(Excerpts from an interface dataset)
□ □ □ □ □ □ □
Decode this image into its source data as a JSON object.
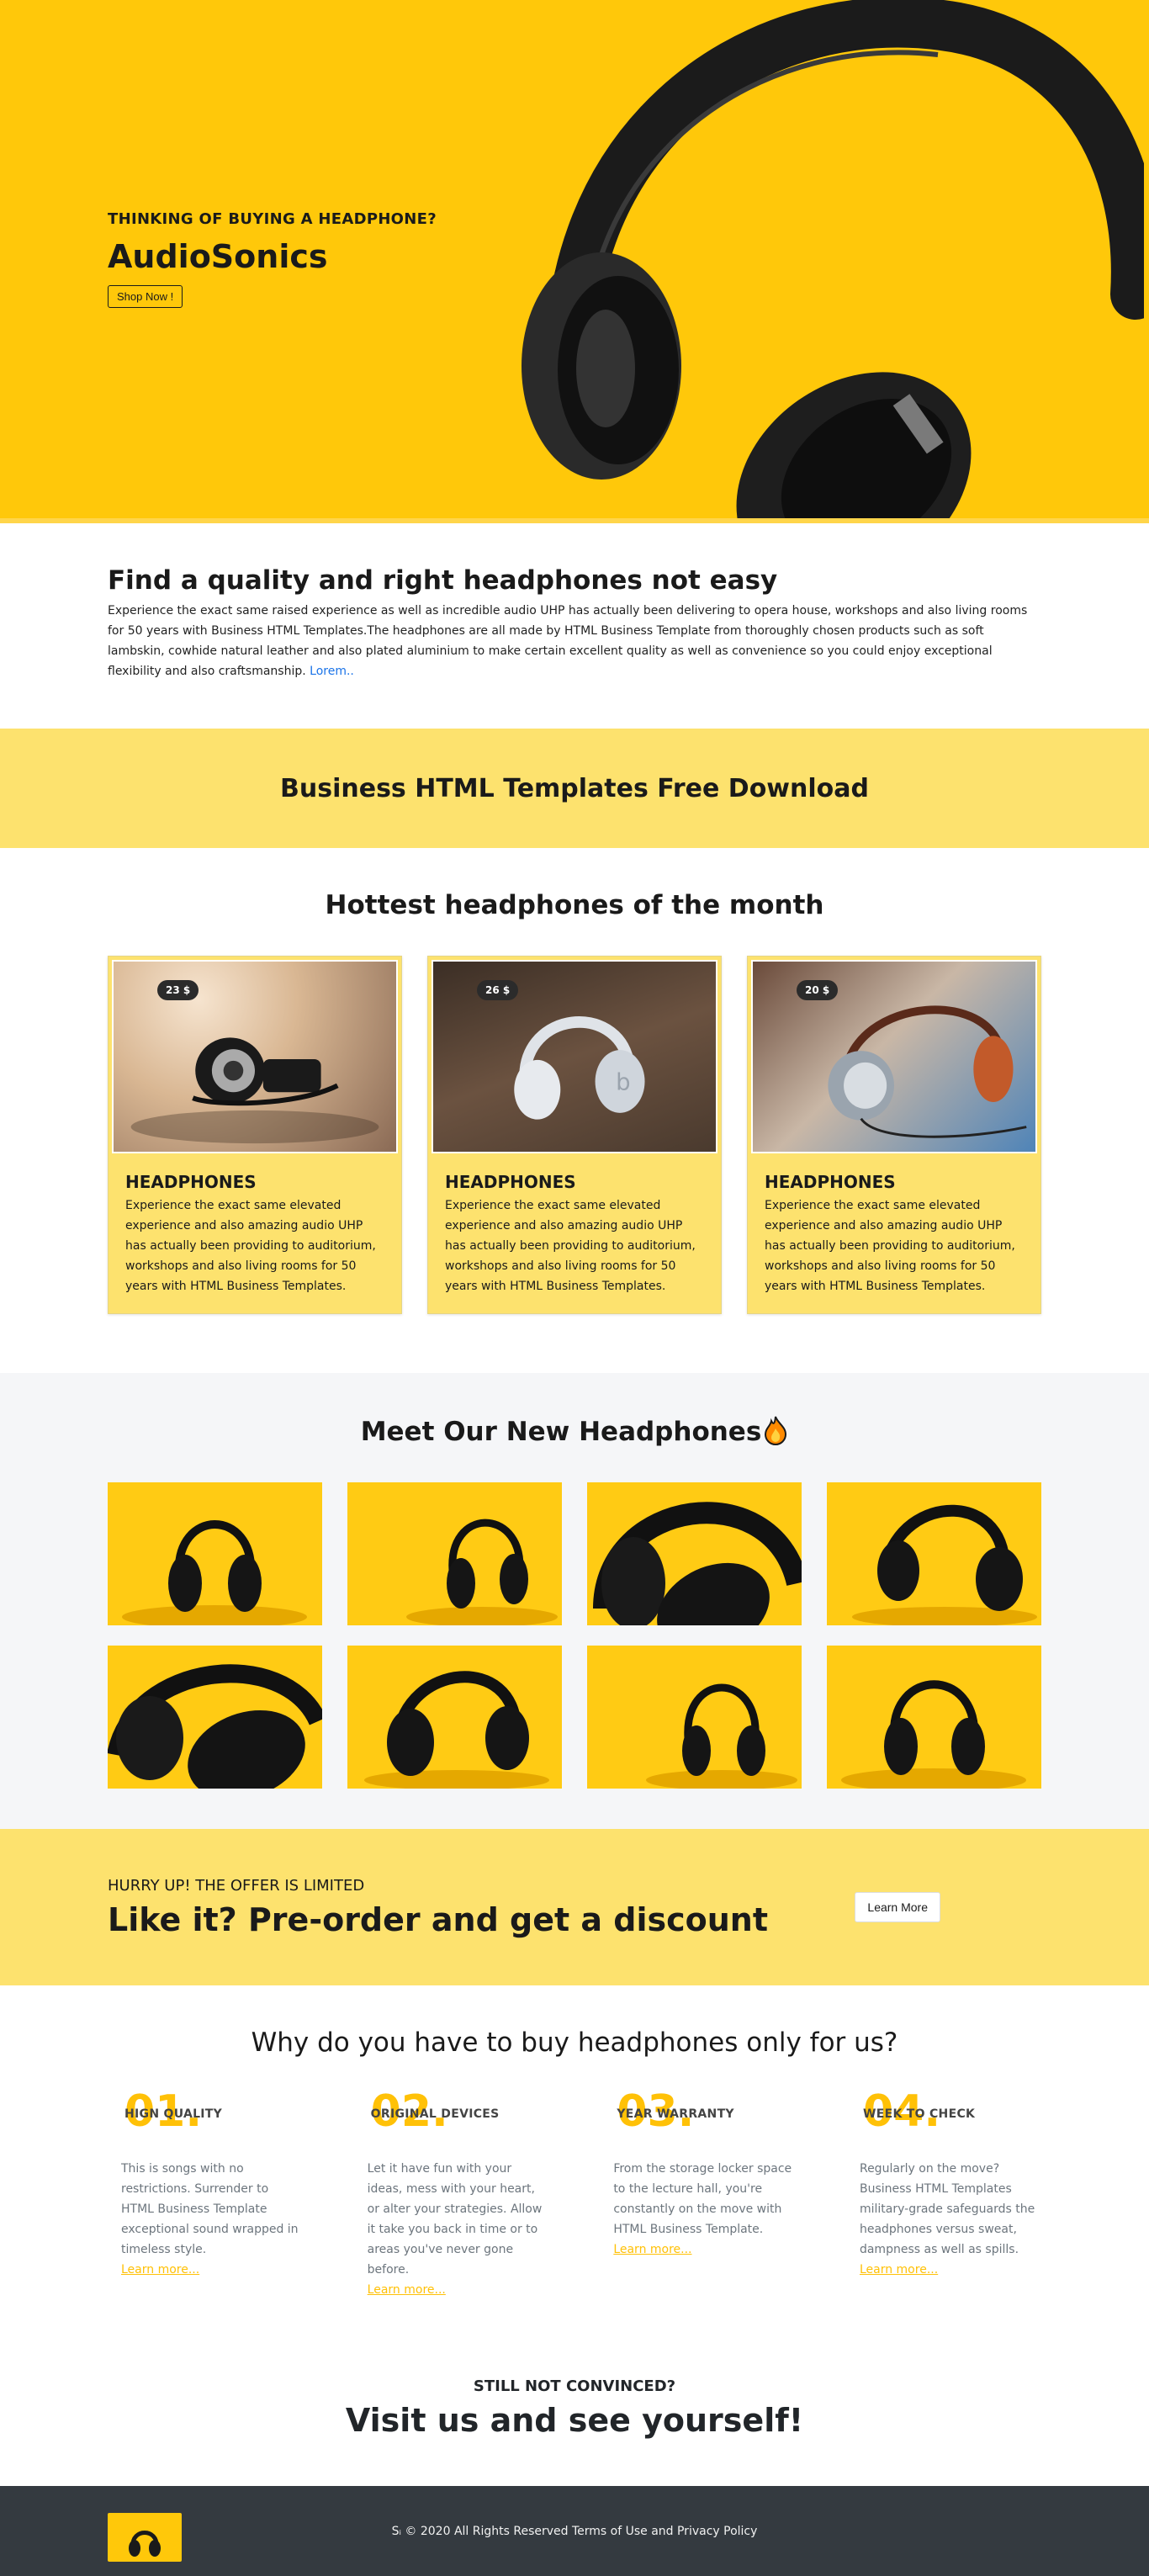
{
  "hero": {
    "kicker": "THINKING OF BUYING A HEADPHONE?",
    "title": "AudioSonics",
    "button": "Shop Now !"
  },
  "intro": {
    "title": "Find a quality and right headphones not easy",
    "body": "Experience the exact same raised experience as well as incredible audio UHP has actually been delivering to opera house, workshops and also living rooms for 50 years with Business HTML Templates.The headphones are all made by HTML Business Template from thoroughly chosen products such as soft lambskin, cowhide natural leather and also plated aluminium to make certain excellent quality as well as convenience so you could enjoy exceptional flexibility and also craftsmanship.",
    "link": "Lorem.."
  },
  "band": {
    "title": "Business HTML Templates Free Download"
  },
  "hottest": {
    "title": "Hottest headphones of the month",
    "cards": [
      {
        "price": "23 $",
        "title": "HEADPHONES",
        "text": "Experience the exact same elevated experience and also amazing audio UHP has actually been providing to auditorium, workshops and also living rooms for 50 years with HTML Business Templates."
      },
      {
        "price": "26 $",
        "title": "HEADPHONES",
        "text": "Experience the exact same elevated experience and also amazing audio UHP has actually been providing to auditorium, workshops and also living rooms for 50 years with HTML Business Templates."
      },
      {
        "price": "20 $",
        "title": "HEADPHONES",
        "text": "Experience the exact same elevated experience and also amazing audio UHP has actually been providing to auditorium, workshops and also living rooms for 50 years with HTML Business Templates."
      }
    ]
  },
  "new_headphones": {
    "title": "Meet Our New Headphones",
    "icon": "fire-icon"
  },
  "cta": {
    "kicker": "HURRY UP! THE OFFER IS LIMITED",
    "title": "Like it? Pre-order and get a discount",
    "button": "Learn More"
  },
  "why": {
    "title": "Why do you have to buy headphones only for us?",
    "features": [
      {
        "num": "01.",
        "title": "HIGN QUALITY",
        "text": "This is songs with no restrictions. Surrender to HTML Business Template exceptional sound wrapped in timeless style.",
        "link": "Learn more..."
      },
      {
        "num": "02.",
        "title": "ORIGINAL DEVICES",
        "text": "Let it have fun with your ideas, mess with your heart, or alter your strategies. Allow it take you back in time or to areas you've never gone before.",
        "link": "Learn more..."
      },
      {
        "num": "03.",
        "title": "YEAR WARRANTY",
        "text": "From the storage locker space to the lecture hall, you're constantly on the move with HTML Business Template.",
        "link": "Learn more..."
      },
      {
        "num": "04.",
        "title": "WEEK TO CHECK",
        "text": "Regularly on the move? Business HTML Templates military-grade safeguards the headphones versus sweat, dampness as well as spills.",
        "link": "Learn more..."
      }
    ]
  },
  "visit": {
    "kicker": "STILL NOT CONVINCED?",
    "title": "Visit us and see yourself!"
  },
  "footer": {
    "text": "Sᵢ © 2020 All Rights Reserved Terms of Use and Privacy Policy"
  },
  "colors": {
    "brand_yellow": "#ffc80a",
    "light_yellow": "#fde26e",
    "accent": "#ffc107",
    "dark": "#343a40"
  }
}
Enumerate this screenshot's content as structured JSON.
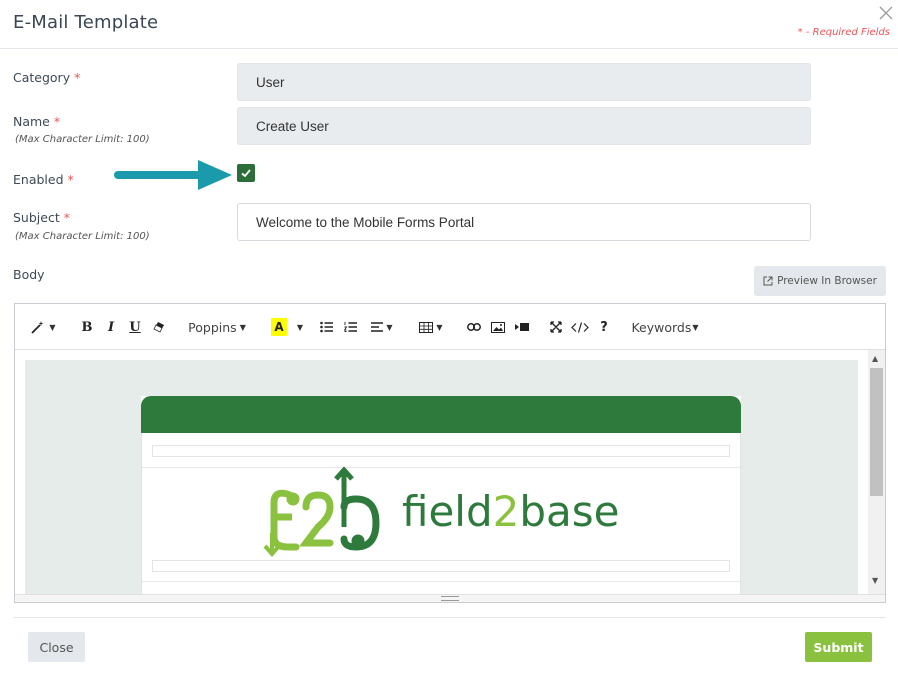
{
  "modal": {
    "title": "E-Mail Template",
    "required_note": "* - Required Fields",
    "close_icon": "close-icon"
  },
  "form": {
    "category": {
      "label": "Category",
      "required": "*",
      "value": "User"
    },
    "name": {
      "label": "Name",
      "required": "*",
      "sublabel": "(Max Character Limit: 100)",
      "value": "Create User"
    },
    "enabled": {
      "label": "Enabled",
      "required": "*",
      "checked": true
    },
    "subject": {
      "label": "Subject",
      "required": "*",
      "sublabel": "(Max Character Limit: 100)",
      "value": "Welcome to the Mobile Forms Portal"
    },
    "body": {
      "label": "Body"
    }
  },
  "preview_button": {
    "label": "Preview In Browser",
    "icon": "external-link-icon"
  },
  "toolbar": {
    "style_icon": "magic-wand-icon",
    "bold": "B",
    "italic": "I",
    "underline": "U",
    "eraser_icon": "eraser-icon",
    "font_family": "Poppins",
    "font_color": "A",
    "keywords": "Keywords",
    "help": "?"
  },
  "email_preview": {
    "logo_text_1": "field",
    "logo_text_2": "2",
    "logo_text_3": "base",
    "logo_icon": "f2b-logo-icon"
  },
  "colors": {
    "brand_dark_green": "#2e7a3d",
    "brand_light_green": "#8ac240",
    "arrow_teal": "#1a9aab",
    "required_red": "#e8565a"
  },
  "footer": {
    "close_label": "Close",
    "submit_label": "Submit"
  }
}
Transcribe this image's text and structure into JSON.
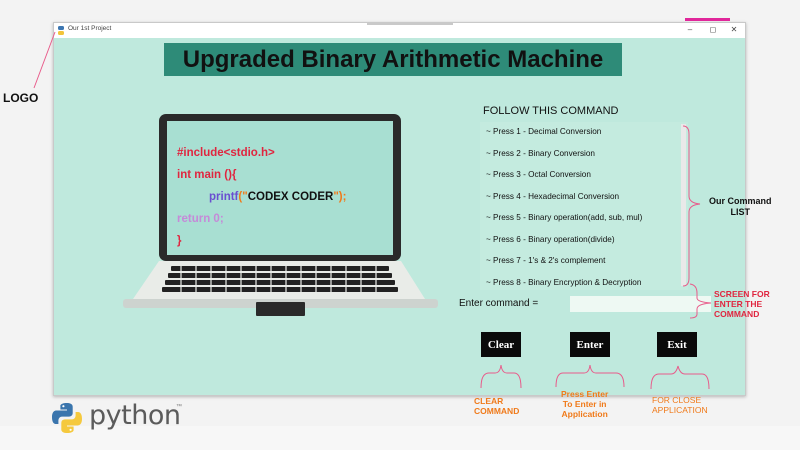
{
  "window": {
    "title": "Our 1st Project",
    "minimize": "–",
    "maximize": "◻",
    "close": "✕"
  },
  "heading": "Upgraded Binary Arithmetic Machine",
  "laptop_screen": {
    "line1": "#include<stdio.h>",
    "line2": "int main (){",
    "line3_func": "printf",
    "line3_paren_open": "(\"",
    "line3_text": "CODEX CODER",
    "line3_paren_close": "\");",
    "line4": "return 0;",
    "line5": "}"
  },
  "commands": {
    "heading": "FOLLOW THIS COMMAND",
    "items": [
      "~ Press 1 - Decimal Conversion",
      "~ Press 2 - Binary Conversion",
      "~ Press 3 - Octal Conversion",
      "~ Press 4 - Hexadecimal Conversion",
      "~ Press 5 - Binary operation(add, sub, mul)",
      "~ Press 6 - Binary operation(divide)",
      "~ Press 7 - 1's & 2's complement",
      "~ Press 8 - Binary Encryption & Decryption"
    ]
  },
  "input": {
    "label": "Enter command =",
    "value": ""
  },
  "buttons": {
    "clear": "Clear",
    "enter": "Enter",
    "exit": "Exit"
  },
  "annotations": {
    "logo": "LOGO",
    "command_list": [
      "Our Command",
      "LIST"
    ],
    "screen": [
      "SCREEN FOR",
      "ENTER THE",
      "COMMAND"
    ],
    "clear": [
      "CLEAR",
      "COMMAND"
    ],
    "enter": [
      "Press Enter",
      "To Enter in",
      "Application"
    ],
    "exit": [
      "FOR CLOSE",
      "APPLICATION"
    ]
  },
  "python_logo_text": "python",
  "python_tm": "™",
  "colors": {
    "window_bg": "#bfe9dd",
    "heading_bg": "#2e8b78",
    "annotation_orange": "#f07a1a",
    "annotation_red": "#e0253f",
    "annotation_line": "#e85b8a",
    "code_red": "#e0253f",
    "code_purple": "#6a4fd0",
    "code_orange": "#f07a1a",
    "code_pink": "#c58ad8"
  }
}
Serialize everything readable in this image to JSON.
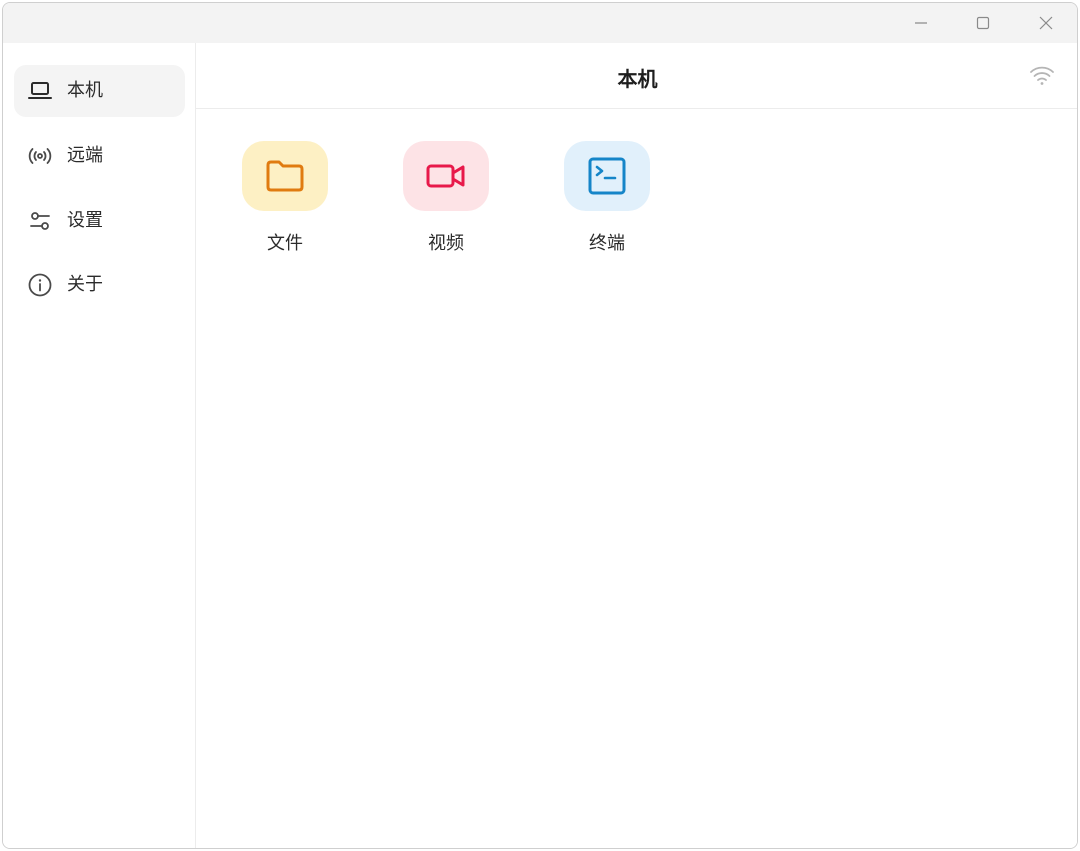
{
  "window": {
    "controls": {
      "minimize_icon": "minimize-icon",
      "maximize_icon": "maximize-icon",
      "close_icon": "close-icon"
    }
  },
  "sidebar": {
    "items": [
      {
        "label": "本机",
        "icon": "laptop-icon",
        "active": true
      },
      {
        "label": "远端",
        "icon": "broadcast-icon",
        "active": false
      },
      {
        "label": "设置",
        "icon": "settings-sliders-icon",
        "active": false
      },
      {
        "label": "关于",
        "icon": "info-icon",
        "active": false
      }
    ]
  },
  "header": {
    "title": "本机",
    "status_icon": "wifi-icon"
  },
  "tiles": [
    {
      "label": "文件",
      "icon": "folder-icon",
      "bg": "#fdf0c4",
      "fg": "#e07b10"
    },
    {
      "label": "视频",
      "icon": "video-camera-icon",
      "bg": "#fde3e6",
      "fg": "#e8194a"
    },
    {
      "label": "终端",
      "icon": "terminal-icon",
      "bg": "#e1f0fb",
      "fg": "#1585c8"
    }
  ],
  "colors": {
    "titlebar_bg": "#f3f3f3",
    "active_nav_bg": "#f4f4f4",
    "text": "#2b2b2b"
  }
}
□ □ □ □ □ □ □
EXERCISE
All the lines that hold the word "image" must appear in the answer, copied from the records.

ANSWER TO THE EXERCISE
Decode this image into its source data as a JSON object.
Transcribe this image's text and structure into JSON.
Serialize everything readable in this image to JSON.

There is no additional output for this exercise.